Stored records

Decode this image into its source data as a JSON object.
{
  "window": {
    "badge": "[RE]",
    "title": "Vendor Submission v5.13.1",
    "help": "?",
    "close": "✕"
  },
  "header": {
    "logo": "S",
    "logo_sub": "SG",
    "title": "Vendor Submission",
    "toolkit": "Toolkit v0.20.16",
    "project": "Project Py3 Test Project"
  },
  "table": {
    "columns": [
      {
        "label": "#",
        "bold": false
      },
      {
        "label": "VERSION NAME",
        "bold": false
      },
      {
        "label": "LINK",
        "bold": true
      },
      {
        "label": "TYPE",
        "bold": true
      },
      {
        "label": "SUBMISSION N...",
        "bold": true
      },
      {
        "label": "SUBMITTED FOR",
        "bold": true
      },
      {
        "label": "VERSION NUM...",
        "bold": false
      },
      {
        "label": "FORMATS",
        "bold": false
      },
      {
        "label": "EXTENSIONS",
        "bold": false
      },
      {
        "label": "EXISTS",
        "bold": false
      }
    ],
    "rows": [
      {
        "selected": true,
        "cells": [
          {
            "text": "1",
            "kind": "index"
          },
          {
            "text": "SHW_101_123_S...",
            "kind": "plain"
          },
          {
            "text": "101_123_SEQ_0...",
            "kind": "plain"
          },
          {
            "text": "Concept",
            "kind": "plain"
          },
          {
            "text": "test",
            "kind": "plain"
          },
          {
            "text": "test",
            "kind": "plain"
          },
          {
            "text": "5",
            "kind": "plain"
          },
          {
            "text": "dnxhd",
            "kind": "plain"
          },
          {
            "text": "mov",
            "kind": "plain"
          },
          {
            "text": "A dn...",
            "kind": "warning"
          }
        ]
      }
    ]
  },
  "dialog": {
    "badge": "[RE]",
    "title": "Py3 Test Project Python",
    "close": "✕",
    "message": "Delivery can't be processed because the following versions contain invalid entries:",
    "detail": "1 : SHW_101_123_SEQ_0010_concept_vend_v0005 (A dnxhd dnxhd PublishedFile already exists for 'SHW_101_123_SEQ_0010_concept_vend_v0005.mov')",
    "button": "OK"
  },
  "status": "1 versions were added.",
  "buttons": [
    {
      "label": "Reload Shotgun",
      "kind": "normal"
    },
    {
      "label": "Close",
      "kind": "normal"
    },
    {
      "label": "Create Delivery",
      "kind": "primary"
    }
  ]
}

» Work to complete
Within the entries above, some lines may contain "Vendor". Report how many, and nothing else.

» Reply
2